HP's new display products include a major refresh of their ultra-high definition products, their first curved displays, and the industry's first virtual reality displays.
Today at CES, HP is announcing products in three separate categories which it considers highly innovative. It includes their second generation of ultra-high definition displays, which are significantly improved and much cheaper compared to last year’s models. The announcements also include HP’s first curved displays.

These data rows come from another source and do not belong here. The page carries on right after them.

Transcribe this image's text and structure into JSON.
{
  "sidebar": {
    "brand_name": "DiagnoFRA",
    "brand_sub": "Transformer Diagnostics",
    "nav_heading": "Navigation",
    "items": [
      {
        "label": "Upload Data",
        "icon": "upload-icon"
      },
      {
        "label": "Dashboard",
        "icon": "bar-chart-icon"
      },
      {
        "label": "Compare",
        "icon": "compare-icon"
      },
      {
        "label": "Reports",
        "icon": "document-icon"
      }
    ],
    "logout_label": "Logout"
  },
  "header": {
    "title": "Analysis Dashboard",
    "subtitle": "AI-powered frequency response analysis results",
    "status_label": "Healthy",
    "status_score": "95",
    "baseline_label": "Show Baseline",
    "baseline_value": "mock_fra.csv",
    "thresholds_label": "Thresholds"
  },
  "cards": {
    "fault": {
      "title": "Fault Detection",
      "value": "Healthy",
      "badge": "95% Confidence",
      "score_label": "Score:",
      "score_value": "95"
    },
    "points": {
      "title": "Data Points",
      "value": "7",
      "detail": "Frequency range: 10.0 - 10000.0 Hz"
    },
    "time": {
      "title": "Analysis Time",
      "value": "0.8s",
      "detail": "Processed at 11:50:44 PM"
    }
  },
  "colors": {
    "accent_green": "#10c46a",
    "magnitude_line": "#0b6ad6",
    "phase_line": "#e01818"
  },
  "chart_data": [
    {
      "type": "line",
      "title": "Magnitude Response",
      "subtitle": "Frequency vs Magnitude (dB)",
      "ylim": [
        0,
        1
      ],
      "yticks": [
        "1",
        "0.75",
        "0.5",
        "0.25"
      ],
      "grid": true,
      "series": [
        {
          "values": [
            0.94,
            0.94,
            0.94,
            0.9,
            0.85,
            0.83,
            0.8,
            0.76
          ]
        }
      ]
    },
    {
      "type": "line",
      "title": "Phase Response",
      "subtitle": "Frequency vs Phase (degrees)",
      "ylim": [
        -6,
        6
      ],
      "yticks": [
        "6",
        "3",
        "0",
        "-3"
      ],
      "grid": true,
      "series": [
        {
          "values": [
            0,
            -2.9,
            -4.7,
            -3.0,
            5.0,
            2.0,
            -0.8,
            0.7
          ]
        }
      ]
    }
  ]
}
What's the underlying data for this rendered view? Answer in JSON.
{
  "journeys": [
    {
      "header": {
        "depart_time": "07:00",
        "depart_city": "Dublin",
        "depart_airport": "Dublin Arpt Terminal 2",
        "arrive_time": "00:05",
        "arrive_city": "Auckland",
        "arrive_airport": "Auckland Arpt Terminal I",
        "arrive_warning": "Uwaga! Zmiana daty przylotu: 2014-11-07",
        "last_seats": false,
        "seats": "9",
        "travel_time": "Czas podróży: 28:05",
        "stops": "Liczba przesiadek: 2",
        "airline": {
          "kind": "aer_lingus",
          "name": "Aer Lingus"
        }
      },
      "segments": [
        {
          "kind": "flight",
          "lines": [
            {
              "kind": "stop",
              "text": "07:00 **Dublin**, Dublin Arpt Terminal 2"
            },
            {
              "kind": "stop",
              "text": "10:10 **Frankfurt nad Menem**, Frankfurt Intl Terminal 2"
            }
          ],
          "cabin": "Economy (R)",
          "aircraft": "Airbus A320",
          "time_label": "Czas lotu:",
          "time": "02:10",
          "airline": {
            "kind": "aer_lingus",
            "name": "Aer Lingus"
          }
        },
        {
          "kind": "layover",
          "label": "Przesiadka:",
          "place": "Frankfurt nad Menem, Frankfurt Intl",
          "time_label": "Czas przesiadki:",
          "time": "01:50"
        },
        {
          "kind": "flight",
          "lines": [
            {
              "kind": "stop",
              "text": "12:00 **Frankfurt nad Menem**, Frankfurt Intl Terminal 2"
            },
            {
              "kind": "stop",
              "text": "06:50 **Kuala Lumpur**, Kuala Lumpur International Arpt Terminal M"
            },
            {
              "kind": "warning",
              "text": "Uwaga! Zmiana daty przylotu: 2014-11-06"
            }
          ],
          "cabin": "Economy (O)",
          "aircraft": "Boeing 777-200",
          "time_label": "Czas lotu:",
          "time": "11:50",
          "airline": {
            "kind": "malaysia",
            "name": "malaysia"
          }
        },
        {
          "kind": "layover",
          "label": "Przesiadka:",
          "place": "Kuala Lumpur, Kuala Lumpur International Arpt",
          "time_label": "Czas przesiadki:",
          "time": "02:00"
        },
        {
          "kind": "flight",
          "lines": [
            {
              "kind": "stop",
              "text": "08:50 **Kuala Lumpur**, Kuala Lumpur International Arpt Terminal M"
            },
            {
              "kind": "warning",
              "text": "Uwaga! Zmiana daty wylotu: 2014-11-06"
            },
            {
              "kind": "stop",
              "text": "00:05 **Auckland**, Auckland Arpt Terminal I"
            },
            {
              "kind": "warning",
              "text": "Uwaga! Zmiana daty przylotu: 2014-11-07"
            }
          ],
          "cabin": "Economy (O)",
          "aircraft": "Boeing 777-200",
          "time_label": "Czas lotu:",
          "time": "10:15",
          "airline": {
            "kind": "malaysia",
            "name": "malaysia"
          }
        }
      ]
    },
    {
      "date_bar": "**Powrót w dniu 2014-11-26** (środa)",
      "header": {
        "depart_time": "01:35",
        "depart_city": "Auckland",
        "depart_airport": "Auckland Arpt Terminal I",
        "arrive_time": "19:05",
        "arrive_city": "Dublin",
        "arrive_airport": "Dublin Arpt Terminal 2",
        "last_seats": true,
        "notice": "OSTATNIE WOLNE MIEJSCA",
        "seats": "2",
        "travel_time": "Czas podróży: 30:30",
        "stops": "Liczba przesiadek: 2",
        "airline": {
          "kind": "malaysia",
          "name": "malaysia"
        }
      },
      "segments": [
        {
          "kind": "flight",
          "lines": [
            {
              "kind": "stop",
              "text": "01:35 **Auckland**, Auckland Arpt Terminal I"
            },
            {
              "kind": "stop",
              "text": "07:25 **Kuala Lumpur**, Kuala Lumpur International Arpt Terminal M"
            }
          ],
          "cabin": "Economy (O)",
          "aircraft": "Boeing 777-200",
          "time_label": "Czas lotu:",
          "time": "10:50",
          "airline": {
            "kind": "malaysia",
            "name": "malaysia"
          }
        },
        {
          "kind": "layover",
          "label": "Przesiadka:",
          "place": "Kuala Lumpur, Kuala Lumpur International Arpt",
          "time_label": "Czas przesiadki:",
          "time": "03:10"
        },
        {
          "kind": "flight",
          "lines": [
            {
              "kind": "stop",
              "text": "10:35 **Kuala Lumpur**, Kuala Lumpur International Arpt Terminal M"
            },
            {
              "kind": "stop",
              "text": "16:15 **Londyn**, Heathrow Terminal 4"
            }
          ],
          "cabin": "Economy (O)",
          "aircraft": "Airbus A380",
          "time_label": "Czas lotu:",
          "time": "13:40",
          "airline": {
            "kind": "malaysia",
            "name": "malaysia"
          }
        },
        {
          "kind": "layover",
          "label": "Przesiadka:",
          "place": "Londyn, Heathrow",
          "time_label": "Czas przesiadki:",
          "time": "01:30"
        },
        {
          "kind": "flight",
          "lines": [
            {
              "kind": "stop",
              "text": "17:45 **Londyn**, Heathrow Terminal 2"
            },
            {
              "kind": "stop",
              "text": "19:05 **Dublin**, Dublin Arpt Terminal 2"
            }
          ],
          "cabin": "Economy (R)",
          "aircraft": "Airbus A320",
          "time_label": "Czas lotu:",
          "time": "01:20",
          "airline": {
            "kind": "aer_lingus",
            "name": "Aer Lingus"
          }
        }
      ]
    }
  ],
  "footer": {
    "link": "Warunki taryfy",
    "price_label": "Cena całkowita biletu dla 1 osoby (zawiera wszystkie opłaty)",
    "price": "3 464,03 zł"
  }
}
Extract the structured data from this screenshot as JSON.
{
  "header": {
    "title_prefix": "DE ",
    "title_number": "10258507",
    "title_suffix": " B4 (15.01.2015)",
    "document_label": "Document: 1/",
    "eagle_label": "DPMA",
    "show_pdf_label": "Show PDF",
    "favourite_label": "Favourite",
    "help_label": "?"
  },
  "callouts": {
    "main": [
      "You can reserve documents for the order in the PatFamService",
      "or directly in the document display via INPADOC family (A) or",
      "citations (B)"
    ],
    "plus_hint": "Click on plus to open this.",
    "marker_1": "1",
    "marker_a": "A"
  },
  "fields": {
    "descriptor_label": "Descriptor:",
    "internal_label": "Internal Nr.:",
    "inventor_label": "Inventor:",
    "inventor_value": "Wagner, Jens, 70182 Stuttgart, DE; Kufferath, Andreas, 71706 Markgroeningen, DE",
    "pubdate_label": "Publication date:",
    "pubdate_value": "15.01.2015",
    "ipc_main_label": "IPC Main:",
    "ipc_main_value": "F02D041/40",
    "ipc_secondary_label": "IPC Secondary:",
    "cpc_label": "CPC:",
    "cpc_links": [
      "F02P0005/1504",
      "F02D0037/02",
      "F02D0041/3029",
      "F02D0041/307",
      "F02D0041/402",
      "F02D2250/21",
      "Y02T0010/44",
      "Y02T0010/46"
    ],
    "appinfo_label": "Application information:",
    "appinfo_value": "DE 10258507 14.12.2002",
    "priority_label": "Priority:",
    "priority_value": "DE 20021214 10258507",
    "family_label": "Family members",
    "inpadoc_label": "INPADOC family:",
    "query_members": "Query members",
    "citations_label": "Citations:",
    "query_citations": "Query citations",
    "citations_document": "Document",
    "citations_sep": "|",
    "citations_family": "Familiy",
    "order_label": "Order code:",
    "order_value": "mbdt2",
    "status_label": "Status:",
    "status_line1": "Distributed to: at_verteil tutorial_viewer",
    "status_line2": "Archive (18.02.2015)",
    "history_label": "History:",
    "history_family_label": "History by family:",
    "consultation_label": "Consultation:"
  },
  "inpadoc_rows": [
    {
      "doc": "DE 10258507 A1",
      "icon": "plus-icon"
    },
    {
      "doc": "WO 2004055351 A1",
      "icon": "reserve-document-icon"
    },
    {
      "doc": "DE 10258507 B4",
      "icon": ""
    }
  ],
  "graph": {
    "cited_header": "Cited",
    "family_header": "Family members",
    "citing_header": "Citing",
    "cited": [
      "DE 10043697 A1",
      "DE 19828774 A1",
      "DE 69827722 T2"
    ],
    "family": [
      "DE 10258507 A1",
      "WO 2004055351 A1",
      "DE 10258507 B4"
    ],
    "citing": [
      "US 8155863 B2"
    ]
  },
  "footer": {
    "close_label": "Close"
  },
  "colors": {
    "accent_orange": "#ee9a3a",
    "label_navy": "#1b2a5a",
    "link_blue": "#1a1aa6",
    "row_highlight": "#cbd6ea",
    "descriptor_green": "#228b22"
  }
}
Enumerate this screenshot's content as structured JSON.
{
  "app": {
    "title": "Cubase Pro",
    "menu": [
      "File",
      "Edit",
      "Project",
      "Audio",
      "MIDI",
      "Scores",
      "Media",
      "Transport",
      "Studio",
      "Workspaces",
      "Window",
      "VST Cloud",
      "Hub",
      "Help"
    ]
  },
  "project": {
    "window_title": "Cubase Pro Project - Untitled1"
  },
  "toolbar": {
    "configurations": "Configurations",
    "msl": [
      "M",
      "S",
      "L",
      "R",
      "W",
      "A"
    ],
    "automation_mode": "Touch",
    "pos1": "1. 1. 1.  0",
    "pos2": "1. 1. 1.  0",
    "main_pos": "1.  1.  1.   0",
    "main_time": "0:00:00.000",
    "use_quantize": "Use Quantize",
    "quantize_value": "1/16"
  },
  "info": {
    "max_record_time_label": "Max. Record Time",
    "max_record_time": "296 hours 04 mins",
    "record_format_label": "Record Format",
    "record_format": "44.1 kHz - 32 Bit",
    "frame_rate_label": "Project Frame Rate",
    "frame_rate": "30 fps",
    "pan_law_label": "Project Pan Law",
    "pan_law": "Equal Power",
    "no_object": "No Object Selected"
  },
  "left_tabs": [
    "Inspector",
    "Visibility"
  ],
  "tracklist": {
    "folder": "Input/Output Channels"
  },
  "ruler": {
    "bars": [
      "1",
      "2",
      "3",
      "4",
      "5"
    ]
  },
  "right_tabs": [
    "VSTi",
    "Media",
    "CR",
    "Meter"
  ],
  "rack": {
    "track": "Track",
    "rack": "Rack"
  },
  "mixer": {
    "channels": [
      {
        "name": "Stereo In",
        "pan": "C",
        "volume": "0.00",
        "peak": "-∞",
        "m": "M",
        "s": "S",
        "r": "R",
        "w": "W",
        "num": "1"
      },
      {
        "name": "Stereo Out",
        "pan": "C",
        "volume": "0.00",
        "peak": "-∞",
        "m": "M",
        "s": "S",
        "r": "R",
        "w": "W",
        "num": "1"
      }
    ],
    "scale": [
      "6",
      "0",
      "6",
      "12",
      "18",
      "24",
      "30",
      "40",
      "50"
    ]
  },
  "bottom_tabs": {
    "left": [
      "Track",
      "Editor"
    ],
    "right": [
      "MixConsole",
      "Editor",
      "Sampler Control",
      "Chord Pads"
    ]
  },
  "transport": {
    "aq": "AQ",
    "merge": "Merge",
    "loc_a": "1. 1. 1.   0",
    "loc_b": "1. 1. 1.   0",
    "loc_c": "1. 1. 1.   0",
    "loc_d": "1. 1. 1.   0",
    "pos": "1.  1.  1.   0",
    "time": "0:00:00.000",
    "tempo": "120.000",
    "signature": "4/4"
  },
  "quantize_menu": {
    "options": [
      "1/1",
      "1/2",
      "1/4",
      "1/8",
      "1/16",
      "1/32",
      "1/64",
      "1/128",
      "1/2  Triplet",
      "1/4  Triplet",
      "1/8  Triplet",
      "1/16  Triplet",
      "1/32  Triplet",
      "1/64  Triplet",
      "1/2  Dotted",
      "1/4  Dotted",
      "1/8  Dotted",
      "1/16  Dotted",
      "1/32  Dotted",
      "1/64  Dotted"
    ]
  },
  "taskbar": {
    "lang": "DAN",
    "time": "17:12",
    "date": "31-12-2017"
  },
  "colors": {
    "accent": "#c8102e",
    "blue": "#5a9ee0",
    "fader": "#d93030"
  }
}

The catchiest, however, may be the new HP Zvr Virtual Reality display, an entirely new category of product which HP is touting as the closest thing yet to holographic viewing.
“The Zvr is a Blended Reality technology that goes from analog to virtual and back to reduce barriers between the digital and physical worlds,” said Mike Hockey, worldwide public relations manager for commercial business within HP’s Printing and Personal Systems.
The Zvr Virtual Reality display utilizes a high-definition 3D stereoscopic display to provide a fully collaborative real-time sharing of 3D models to a 2D screen, with the 3D provided by four cameras tracking a user’s glasses. Dual-link DVI or DisplayPort connections to an HP Z Workstation provide easy connectivity for architectural, MCAD, education, and scientific content.
The technology itself comes from zSpace, an HP partner, with HP being their primary, but not exclusive route to market.
“In the short term, the software for this is aimed at the education market,” said Alois Bonnet, Product Manager at HP. “Long term, the only limit is the imagination of software developers.” HP is actively seeking ISVs to write applications for the Zvr.
The curved display is not a net-new type of product like the Zvr, as other OEMs, notably Samsung and LG, already have them on the market, but these are the first such products to be released by HP. Four models are being announced, each with a different brand targeting a different type of the market. They are the HP Z34c, HP ENVY 34c, HP EliteDisplay S270c and HP Pavilion 27c Curved Displays.
The HP Z34c and HP ENVY 34c 3000r Curved Displays measure 34-inches diagonally, have a wide 21:9 aspect ratio, and support a 3440 x 1440 ultra-high resolution with 98 percent sRGB and a premium 6 watt/channel speakers with DTS Audio. They also offer picture-in-picture and picture-by-picture which allows users to view device and PC feeds at the same time.
The HP EliteDisplay S270c and HP Pavilion 27c 4000r Curved Displays are smaller, measuring 27-inches diagonally. They feature a 1920 x 1080 full HD resolution, 16:9 aspect ratio and 95 percent sRGB color gamut. They also have integrated speakers with 4 watt/channel speakers with DTS Audio.
All four curved displays offer 3000:1 CR and low-haze enhancement technology to reduce reflectiveness without losing clarity, with an expansive 178-degree field of view. Users can mirror smart phone or tablet content to the screen through an MHL connection that also keeps devices charged and ready to go.
“I was initially skeptical of the concept, then after I saw them I wanted to replace my dual display solution with this,” Bonnet said. “That’s how we see them being used in the commercial market, replacing two displays side by side, especially in the workstation market.” Bonnet said that in the higher-end consumer market, which the ENVY line serves, this technology will be particularly attractive to gamers.
The new ultra-high definition displays include the HP Z27s and HP Z24s 4K Displays and the HP Z27q 5K Display. They all increase the viewing of image detail, can connect to multiple devices at once and effectively quadruple the real estate of the screen, allowing users to see more data in spreadsheets, keep multiple windows open side-by-side or program more lines of code.
“These will be particularly attractive for anyone who wants to use 4k video, for digital video shooting at high resolution,” Bonnet said. The two 4K models have 3840 x 2160 resolution, a 16:9 UHD panel, with the sRGB or AdobeRGB color gamuts and 1.07 billion colors The HP Z27q Display, the 5K model, has a 5120×2880, 5K wide-color gamut, and elivers seven times more pixels than a classic full HD display, with 14.7 million pixels, a 16:9 aspect ratio, and 1.07 billion colors.
“The Z displays are aimed at the commercial market, and are significantly cheaper than the first generation we introduced last year, as well as also better quality,” Bonnet added.
HP Zvr expected availability is Spring 2015. Pricing has not yet been announced.
The HP Z27q Display is expected to be available beginning in March at an estimated U.S. price of $1299. The HP Z34c and HP ENVY 34c are expected to be available worldwide beginning in April at an estimated U.S. price of $999. The HP EliteDisplay S270c and Pavilion 27c Curved Displays are available now for $399.
The HP Z27s, and HP Z24s displays are expected to be available worldwide beginning in January and April respectively, with estimated U.S. pricing starting at $749 for the 27 inch model and $549 for the 24 inch. A 31.5 inch model will launch at an undetermined point later in the year, with pricing also undetermined.